The campaign that earned the Veronica Mars sitcom a shot at the big screen paid particular attention to the show’s existing fans. The campaign didn’t do a great deal to draw in new interest, but was very clever about appealing to people who had already formed an attachment to Veronica Mars. Consider the fans and supporters that you already have, making your project goals and rewards something that these people are going to be ready to identify with.
- Appeal to Everyone Else
You can create a campaign that has broad appeal at the same time as paying special attention to your existing supporters. One of the best ways to do this is by creating a reward scheme with many different price points. Even if you can’t offer a physical reward for a $1 donation, you could still give these pledgers early access to your product or a credit within your software package, for example. The Back To The Roots AquaFarm raised $248,873 after setting a $100,000 goal, with rewards ranging from $1 (for behind-the-scenes updates) to $10,000 (for an educational seminar in your community).

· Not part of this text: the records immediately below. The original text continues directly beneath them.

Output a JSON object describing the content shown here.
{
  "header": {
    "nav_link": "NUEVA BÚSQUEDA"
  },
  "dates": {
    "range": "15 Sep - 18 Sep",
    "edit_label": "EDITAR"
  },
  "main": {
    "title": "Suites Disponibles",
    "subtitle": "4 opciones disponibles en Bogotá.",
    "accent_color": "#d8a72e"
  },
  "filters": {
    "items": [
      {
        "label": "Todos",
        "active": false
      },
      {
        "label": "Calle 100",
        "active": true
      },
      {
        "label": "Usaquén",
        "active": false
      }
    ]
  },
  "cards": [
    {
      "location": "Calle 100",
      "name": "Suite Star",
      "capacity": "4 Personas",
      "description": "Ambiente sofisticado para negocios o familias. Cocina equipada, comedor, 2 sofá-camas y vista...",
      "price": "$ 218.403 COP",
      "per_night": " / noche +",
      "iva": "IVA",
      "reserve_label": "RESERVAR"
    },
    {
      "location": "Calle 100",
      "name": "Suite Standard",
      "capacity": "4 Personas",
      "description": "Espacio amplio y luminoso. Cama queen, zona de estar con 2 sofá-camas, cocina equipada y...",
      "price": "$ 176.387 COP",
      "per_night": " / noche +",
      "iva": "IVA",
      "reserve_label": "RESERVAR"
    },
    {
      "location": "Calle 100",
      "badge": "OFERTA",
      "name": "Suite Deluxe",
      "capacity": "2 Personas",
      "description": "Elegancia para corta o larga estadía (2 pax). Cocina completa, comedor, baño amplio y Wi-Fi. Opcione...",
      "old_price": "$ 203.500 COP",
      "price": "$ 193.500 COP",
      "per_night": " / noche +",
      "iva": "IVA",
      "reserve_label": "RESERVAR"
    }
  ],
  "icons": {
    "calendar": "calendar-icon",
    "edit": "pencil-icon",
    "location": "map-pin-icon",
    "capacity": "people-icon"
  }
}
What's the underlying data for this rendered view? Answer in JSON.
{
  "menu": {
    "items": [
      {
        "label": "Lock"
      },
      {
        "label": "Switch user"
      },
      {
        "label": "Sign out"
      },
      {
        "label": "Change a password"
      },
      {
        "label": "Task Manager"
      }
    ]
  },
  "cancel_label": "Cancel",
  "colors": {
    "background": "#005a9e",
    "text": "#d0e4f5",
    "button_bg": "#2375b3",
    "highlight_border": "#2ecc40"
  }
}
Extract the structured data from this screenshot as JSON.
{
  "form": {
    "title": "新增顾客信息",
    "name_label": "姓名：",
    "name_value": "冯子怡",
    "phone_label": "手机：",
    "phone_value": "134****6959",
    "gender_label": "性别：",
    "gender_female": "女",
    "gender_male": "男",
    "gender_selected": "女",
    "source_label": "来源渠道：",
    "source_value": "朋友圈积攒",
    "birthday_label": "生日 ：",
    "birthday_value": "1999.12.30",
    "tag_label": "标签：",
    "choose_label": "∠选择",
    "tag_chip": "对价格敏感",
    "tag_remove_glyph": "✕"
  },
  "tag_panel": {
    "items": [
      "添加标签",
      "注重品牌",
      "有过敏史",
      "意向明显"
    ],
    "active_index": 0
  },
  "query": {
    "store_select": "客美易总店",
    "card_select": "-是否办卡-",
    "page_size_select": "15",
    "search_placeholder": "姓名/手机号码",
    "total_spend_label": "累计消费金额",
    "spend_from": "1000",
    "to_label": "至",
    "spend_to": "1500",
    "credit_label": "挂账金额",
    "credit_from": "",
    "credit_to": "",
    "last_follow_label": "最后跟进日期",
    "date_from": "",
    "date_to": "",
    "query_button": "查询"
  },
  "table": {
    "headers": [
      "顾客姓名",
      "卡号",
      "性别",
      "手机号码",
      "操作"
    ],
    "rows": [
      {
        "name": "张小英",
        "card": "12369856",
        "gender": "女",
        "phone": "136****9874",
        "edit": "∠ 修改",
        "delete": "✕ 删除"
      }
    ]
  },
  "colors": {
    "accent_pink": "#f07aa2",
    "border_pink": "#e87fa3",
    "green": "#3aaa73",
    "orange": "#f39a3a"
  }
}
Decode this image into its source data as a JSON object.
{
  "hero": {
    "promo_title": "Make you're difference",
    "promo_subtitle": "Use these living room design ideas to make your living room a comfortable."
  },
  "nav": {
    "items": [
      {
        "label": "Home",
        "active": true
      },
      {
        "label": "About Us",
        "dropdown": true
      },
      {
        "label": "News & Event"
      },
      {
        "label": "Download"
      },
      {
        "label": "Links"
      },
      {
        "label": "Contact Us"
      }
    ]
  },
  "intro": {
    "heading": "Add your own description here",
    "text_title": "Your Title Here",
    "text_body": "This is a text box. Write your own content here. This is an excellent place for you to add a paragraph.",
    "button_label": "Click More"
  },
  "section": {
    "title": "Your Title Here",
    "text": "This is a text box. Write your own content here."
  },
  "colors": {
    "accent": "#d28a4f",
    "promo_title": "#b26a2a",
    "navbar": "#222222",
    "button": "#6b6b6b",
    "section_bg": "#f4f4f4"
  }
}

There’s no way of guaranteeing crowdfunding success, but by studying the projects, strategies, and crowdfunding secrets that have worked for others, you can certainly maximize your chances. Like any other business venture, crowdfunding is an iterative process that start long before the doors are opened, and long after the campaign has closed.